by Katherine Restrepo
Director of Health Care Policy, John Locke Foundation
Legislative efforts to do away with North Carolina’s Certificate of Need (CON) law took a path less traveled by this short session. If enacted, it would be pretty epic to say that it all began by having a few senators gut a House bill’s language to adopt the bobcat as the state’s “official cat” and replace it with a full-blown repeal of CON by 2021. Now that is what you call a proposed committee substitute. And, yes, it’s legal.
Last week, the Senate Health Committee held a meeting in which HB 161 was not up for a vote, but rather a discussion among members followed by a public comment period. As predicted, the proposal runs into the usual pushback voiced by the usual Democrats and Republicans. The Carolina Journal reports:
“I think that total repeal is unnecessary,” said Sen. Floyd McKissick, D-Durham.
“I think it will have a terrible impact, particularly on small hospitals, rural hospitals,” because smaller clinics will open on their periphery, he said. “They will drain patients from the most profitable services a hospital provides, but unlike hospitals they would not be open round-the-clock, or be required to provide charity care.”

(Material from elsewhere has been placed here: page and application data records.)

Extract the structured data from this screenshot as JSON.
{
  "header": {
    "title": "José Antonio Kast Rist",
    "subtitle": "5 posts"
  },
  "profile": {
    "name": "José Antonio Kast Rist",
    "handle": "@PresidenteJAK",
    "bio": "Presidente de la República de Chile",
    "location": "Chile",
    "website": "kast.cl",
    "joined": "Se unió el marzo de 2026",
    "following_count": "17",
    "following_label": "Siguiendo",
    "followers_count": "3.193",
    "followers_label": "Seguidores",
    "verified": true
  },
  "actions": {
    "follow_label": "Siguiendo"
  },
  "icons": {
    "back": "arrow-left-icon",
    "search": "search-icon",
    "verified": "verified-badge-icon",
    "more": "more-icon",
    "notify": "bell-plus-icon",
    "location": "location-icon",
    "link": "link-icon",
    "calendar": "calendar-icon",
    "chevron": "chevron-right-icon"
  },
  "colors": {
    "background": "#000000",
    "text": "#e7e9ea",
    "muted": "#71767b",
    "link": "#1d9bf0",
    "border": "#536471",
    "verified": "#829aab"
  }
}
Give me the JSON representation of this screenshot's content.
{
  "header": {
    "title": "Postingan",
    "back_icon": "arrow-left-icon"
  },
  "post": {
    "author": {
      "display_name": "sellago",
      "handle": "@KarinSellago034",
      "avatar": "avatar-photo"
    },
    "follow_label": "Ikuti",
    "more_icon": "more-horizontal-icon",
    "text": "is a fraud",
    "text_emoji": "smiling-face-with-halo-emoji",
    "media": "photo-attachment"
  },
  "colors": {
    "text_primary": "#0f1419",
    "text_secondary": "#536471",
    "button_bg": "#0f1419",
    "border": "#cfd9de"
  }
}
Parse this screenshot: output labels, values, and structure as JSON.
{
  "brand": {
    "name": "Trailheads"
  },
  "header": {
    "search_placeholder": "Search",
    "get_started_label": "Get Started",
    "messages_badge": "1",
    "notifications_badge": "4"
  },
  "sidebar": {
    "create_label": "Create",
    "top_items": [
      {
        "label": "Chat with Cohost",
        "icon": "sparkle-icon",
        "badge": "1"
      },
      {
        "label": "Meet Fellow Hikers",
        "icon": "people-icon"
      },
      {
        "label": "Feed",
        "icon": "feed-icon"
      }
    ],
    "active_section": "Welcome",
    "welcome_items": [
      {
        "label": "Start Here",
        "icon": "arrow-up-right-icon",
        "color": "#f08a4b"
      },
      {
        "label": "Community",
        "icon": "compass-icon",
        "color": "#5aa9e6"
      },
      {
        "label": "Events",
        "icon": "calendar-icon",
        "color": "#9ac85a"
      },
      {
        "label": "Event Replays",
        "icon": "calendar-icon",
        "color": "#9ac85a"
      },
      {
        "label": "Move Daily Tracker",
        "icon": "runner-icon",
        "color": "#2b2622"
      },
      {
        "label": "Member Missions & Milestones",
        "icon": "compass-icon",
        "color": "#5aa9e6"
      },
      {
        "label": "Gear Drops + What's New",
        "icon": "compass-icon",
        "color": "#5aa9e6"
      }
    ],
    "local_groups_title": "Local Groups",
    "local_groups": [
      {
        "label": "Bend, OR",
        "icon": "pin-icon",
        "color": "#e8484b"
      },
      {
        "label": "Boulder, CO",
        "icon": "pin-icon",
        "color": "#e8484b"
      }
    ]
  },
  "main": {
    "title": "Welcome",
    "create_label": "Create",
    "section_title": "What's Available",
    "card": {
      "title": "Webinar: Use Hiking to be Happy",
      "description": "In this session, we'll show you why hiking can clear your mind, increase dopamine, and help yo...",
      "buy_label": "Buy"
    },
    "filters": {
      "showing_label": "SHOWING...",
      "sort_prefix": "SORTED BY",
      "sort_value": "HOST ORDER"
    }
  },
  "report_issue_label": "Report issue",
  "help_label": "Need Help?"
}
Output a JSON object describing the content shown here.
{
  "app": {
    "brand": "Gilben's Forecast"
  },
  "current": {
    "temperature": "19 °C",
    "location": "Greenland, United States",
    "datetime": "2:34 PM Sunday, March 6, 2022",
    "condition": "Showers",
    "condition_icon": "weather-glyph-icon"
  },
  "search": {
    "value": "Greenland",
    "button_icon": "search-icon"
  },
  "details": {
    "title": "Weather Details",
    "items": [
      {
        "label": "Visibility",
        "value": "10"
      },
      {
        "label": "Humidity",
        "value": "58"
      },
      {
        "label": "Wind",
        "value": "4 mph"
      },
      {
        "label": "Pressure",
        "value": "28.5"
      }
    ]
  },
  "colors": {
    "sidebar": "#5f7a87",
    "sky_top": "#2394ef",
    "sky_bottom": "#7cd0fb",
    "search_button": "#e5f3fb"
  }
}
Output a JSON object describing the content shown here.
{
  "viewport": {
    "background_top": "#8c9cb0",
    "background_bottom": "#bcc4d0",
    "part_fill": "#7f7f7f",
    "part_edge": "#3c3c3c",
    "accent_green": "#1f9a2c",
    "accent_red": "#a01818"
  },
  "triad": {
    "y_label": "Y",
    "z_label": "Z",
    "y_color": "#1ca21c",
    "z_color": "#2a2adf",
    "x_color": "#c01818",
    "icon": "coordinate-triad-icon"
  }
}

Will a complete repeal of CON force hospitals to close in rural areas? After all, one of CON’s basic principles is to protect rural health care. Members of the state health care planning division are responsible for ensuring equitable access to certain types of health care facilities and services in underserved areas of the state. Not too many hospital beds, not too few kidney dialysis units, but just the right amount of MRI machines. The same formula applies to neonatal intensive care units (NICUs), long-term care facilities, gamma knives, same-day surgery centers, hospice, home health, organ transplants, mental health services, and more…
If you think CON upholds rural health care, think again.